- ''This article discusses blewit mushrooms. A number of subjects share similar spellings. See Blewitt and Bluet for disambiguation.
Blewit refers to two closely-related species of edible agarics in the genus Clitocybe, the wood blewit (Clitocybe nuda) and the field blewit (Clitocybe saeva). Both species are treated by some authorities as belonging to the genus Lepista.
Both species have been treated by many authorities as belonging to the Clitocybe
segregate genus Lepista
. Recent molecular research suggests the genus Lepista
is nested within Clitocybe
Both wood blewits and field blewits are generally regarded as edible, but they are known to cause allergic
reactions in sensitive individuals. This is particularly likely if the mushroom is consumed raw, though allergic reactions are known even from cooked blewits. Wood blewits contain the sugar trehalose
, which is edible for most people.
Field blewits are often infested with fly larvae and don't store very well; they should therefore be used soon after picking.
The wood blewit
= Lepista nuda
= Tricholoma nudum
), is an edible mushroom
, found in both coniferous
woodlands. It is especially common where there is a large amount of duff
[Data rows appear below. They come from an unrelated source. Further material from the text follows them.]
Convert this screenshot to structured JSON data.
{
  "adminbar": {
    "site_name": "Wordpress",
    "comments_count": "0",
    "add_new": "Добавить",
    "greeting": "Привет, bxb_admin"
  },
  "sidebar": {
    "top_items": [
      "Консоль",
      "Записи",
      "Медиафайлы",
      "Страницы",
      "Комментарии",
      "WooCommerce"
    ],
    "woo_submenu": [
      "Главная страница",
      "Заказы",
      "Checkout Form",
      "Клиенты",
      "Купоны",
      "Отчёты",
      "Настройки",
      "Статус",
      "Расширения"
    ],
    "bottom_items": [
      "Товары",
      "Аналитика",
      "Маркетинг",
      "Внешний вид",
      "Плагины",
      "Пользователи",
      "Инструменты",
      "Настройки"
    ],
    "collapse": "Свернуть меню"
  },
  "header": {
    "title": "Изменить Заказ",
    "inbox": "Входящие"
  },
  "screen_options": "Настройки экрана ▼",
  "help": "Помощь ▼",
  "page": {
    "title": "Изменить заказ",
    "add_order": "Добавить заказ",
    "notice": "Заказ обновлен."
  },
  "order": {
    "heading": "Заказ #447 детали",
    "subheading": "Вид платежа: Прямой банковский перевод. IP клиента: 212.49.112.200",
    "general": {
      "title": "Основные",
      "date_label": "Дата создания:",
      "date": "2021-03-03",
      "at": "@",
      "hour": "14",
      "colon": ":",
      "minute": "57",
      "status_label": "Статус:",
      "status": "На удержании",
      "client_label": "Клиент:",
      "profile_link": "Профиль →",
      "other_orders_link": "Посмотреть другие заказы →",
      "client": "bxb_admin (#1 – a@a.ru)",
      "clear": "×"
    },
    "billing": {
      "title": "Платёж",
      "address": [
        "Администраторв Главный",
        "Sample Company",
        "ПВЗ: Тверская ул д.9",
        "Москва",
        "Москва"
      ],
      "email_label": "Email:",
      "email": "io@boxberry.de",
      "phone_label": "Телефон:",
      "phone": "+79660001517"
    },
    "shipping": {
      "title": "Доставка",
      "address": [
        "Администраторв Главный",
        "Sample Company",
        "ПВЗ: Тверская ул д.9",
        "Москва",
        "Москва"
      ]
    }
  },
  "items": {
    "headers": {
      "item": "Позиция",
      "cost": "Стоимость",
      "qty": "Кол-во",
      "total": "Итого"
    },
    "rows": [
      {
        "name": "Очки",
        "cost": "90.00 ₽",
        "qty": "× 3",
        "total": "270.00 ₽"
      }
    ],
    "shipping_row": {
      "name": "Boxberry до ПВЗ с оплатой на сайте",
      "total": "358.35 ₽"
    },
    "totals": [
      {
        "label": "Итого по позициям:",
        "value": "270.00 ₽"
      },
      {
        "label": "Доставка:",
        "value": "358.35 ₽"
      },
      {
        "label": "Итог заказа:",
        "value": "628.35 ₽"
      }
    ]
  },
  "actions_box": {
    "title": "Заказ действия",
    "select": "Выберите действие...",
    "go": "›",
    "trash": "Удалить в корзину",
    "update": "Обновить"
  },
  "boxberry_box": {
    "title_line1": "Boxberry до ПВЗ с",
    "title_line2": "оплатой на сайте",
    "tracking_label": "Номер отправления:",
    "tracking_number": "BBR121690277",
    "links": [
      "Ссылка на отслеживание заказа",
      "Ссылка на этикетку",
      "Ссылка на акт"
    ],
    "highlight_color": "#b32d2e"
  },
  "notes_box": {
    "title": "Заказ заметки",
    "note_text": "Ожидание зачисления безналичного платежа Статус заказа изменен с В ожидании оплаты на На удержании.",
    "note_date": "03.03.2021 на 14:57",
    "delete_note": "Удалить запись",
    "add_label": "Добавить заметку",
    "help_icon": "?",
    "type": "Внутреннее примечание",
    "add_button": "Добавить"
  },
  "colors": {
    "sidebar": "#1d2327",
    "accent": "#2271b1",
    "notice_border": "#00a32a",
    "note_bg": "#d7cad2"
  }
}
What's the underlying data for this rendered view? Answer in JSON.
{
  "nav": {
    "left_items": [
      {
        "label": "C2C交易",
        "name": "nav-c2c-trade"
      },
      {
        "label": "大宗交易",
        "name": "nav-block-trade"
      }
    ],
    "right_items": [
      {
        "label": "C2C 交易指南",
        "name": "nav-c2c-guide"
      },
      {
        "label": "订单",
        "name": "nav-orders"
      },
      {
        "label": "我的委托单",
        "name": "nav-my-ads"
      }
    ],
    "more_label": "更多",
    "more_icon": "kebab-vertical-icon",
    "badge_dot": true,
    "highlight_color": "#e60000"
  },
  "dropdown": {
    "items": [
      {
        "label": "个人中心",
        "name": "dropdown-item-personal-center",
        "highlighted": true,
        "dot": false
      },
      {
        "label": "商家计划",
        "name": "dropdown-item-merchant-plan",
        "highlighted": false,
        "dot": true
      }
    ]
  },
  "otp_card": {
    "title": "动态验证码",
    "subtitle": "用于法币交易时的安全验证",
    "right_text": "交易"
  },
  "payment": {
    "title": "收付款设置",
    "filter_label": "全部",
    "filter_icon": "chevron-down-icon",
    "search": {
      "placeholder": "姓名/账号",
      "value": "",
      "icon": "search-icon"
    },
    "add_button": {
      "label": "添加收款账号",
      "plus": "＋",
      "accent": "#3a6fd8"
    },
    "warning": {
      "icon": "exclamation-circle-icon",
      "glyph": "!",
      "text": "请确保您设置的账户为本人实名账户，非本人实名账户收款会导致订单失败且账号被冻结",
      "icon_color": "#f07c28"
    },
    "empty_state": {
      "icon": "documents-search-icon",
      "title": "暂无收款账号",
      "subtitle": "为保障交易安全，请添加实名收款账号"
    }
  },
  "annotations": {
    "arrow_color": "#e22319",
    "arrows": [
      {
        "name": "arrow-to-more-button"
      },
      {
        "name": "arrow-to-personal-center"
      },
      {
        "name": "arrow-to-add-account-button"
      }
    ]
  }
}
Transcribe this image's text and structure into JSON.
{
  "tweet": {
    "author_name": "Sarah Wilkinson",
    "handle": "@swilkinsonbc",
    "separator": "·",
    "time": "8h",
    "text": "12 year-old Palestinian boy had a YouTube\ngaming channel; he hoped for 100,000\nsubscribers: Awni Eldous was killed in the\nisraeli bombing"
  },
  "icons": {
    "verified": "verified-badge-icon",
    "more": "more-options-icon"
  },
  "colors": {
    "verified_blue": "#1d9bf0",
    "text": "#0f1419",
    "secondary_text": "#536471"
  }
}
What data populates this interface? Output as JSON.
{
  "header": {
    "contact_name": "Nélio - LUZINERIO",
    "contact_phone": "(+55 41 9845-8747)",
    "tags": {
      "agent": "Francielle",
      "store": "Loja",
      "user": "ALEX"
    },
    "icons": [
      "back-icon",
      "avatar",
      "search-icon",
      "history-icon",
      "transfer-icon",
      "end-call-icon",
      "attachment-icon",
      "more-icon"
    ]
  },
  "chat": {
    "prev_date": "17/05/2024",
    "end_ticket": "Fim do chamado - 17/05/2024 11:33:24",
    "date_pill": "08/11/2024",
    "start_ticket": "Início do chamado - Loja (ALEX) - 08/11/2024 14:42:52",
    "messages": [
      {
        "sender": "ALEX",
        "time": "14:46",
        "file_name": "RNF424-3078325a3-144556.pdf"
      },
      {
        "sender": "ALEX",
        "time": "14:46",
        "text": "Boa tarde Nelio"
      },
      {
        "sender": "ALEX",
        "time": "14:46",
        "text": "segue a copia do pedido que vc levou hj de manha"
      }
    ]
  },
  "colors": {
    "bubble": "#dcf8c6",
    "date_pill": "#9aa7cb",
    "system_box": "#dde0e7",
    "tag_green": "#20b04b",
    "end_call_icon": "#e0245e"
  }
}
built up on the forest floor. It is a fairly distinctive mushroom which is widely eaten, though there is some caution about edibility. Nevertheless it has been cultivated in Britain
This mushroom can range from lilac to purple-pink. Some North American specimens are duller and tend toward tan, but usually have purplish tones on the stem and gills. The gills are attached to the short, stout stem. Mature specimens have a darker color and flatter cap; younger ones are lighter with more convex caps. Wood blewits have a very distinctive odor, which has been likened by one author to that of frozen orange juice.
Wood blewits can be confused with certain purple Cortinarius species, many of which may be poisonous. Wood blewits can be easily distinguished by their odor, as well as by their spore print. Wood blewits have a light (white to pale pink) spore print; Cortinarius species produce a rusty brown spore print after several hours on white paper.
Distribution and habitat
The wood blewit is found in Europe and North America and is becoming more common in Australia, where it appears to have been introduced. It is a saprotrophic
species, growing on decaying leaf litter.
The field blewit
= Lepista saeva
) is a mushroom
similar to the wood blewit
. It is commonly found growing in open plains.
The convex cap is light cream-brown with a smooth texture. The ringless stem is thin and has light purple-blue colour, hence an alternative name Blue-Leg.
Distribution and habitat
It prefers to grow in grasslands and dirt areas across Europe